**Task details:** Whenever a line below includes the word "JSON", copy that line.

[Dataset rows describing interfaces]
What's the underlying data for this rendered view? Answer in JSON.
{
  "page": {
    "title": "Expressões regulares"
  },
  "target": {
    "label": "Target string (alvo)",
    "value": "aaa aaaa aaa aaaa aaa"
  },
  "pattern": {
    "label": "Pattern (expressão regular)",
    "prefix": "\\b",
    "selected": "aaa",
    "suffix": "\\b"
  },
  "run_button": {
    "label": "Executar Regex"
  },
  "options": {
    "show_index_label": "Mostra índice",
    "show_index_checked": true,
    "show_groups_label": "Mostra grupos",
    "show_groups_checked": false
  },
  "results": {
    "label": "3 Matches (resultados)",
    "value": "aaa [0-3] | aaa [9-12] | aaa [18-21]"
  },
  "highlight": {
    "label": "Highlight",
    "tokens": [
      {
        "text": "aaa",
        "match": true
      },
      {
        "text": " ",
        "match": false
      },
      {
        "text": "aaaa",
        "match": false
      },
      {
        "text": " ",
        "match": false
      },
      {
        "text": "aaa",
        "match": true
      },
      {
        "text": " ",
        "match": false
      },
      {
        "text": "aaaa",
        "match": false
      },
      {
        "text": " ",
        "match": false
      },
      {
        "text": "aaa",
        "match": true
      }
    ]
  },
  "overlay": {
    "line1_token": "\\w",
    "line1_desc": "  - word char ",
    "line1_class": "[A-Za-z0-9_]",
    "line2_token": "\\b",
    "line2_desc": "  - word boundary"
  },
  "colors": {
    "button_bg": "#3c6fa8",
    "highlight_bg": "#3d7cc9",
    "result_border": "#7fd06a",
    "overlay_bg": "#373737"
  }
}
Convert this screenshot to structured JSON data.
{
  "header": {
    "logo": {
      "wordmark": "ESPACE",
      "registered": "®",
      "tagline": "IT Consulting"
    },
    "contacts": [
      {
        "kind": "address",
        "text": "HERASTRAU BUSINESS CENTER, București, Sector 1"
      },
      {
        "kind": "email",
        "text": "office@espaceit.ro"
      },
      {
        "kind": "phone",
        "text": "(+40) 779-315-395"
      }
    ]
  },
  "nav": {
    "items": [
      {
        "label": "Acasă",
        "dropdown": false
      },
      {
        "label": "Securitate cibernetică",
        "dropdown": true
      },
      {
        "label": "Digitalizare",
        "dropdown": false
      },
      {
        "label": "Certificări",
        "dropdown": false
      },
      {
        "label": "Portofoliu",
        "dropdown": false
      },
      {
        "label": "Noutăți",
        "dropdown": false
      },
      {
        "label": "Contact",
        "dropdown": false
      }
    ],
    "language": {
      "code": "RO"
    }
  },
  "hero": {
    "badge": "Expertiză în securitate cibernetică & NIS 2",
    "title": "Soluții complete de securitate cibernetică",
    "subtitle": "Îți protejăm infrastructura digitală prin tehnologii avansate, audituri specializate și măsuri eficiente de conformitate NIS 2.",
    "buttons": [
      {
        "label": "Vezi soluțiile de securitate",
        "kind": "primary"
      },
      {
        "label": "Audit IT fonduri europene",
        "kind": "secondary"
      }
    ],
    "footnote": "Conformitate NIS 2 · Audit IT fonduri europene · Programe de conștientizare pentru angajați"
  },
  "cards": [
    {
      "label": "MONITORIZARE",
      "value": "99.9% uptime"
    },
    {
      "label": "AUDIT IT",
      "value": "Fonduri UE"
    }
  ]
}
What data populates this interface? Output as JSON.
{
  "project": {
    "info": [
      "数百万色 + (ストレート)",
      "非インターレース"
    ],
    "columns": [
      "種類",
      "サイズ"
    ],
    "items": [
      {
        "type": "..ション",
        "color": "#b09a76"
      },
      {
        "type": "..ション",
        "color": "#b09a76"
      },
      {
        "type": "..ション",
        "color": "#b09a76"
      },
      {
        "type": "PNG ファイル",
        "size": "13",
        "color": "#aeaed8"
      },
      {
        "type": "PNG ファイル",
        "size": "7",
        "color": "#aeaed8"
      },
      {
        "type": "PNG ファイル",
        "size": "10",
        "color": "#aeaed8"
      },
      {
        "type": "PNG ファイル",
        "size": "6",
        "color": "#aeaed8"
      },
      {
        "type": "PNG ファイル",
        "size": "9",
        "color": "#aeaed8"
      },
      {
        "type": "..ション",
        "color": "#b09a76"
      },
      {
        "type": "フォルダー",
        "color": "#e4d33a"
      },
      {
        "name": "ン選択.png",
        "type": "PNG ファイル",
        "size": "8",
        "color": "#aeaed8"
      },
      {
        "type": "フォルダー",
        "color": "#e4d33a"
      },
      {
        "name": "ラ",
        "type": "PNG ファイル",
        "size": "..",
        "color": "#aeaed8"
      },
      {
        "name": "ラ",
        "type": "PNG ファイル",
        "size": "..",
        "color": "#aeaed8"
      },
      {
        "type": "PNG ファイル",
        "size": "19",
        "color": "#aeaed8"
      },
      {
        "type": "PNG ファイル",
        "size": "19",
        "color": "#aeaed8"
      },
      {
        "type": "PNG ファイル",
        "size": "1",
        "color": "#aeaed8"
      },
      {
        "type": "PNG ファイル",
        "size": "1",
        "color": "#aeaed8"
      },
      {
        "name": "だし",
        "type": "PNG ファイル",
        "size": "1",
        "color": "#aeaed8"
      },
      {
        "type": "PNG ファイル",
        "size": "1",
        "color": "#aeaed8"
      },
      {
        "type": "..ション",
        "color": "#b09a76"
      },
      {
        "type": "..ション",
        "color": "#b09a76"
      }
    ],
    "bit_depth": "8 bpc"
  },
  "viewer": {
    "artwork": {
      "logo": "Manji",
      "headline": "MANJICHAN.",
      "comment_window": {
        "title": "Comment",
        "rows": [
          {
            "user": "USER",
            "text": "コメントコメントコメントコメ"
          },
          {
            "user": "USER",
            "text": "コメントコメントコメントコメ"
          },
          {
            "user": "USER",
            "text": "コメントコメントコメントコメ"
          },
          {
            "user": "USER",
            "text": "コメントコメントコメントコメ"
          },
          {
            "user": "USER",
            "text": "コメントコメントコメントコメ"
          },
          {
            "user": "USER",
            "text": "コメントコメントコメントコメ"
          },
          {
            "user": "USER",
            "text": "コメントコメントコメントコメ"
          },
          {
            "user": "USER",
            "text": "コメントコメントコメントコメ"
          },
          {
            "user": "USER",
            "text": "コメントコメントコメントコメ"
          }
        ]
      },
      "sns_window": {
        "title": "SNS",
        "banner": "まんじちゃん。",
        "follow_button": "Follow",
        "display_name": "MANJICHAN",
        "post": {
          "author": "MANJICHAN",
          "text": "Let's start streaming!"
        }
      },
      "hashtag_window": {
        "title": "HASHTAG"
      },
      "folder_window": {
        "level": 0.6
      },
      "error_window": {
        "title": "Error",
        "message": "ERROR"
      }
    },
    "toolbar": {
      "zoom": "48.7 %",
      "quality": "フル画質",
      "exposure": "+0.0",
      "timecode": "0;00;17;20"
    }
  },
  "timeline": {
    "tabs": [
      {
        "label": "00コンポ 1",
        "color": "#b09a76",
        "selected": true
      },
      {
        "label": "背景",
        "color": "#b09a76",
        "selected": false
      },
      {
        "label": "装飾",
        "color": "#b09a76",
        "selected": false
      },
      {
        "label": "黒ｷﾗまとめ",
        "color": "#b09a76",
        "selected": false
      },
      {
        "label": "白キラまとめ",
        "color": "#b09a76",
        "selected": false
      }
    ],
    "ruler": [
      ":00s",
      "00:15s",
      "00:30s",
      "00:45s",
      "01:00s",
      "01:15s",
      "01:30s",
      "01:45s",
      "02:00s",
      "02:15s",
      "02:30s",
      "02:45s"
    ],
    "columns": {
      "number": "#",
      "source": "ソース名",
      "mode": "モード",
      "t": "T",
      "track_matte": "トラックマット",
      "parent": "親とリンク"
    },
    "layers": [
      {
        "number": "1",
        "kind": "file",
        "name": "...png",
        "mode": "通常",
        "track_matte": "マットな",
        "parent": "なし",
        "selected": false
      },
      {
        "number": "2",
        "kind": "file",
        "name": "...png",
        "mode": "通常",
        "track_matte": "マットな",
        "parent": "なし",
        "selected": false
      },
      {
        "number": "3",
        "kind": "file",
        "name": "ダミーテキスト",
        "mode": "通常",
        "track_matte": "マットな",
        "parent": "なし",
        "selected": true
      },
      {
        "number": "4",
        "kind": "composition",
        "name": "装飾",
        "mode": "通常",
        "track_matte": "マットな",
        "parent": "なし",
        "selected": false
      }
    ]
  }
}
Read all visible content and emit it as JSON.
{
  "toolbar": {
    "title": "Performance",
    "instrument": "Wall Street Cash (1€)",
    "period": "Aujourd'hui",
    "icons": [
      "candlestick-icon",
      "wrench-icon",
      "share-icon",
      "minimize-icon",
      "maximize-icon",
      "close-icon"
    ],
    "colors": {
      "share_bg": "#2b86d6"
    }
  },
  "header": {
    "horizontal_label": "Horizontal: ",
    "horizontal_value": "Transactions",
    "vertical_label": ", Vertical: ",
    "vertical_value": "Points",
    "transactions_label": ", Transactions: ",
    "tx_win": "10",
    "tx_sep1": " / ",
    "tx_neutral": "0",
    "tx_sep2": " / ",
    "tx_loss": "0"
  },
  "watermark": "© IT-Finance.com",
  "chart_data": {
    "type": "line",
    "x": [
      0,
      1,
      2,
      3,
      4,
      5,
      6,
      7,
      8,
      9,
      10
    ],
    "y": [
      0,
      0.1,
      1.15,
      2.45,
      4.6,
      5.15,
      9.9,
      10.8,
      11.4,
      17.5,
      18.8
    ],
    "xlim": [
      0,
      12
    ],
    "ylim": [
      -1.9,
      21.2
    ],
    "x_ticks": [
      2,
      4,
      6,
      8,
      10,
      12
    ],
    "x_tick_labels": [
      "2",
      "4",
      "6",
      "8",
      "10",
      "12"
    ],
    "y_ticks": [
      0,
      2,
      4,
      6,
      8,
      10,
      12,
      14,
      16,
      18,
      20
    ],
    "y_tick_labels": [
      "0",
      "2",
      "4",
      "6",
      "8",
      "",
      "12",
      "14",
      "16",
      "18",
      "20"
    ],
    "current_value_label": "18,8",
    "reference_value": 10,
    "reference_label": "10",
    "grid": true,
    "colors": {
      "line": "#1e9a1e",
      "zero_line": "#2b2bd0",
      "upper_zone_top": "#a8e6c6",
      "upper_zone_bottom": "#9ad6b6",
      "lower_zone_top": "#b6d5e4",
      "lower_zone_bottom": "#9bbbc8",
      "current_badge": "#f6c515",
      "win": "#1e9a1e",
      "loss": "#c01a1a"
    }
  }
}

**Solution:**
What's the underlying data for this rendered view? Answer in JSON.
Convert this screenshot to structured JSON data.
What data populates this interface? Output as JSON.
Read all visible content and emit it as JSON.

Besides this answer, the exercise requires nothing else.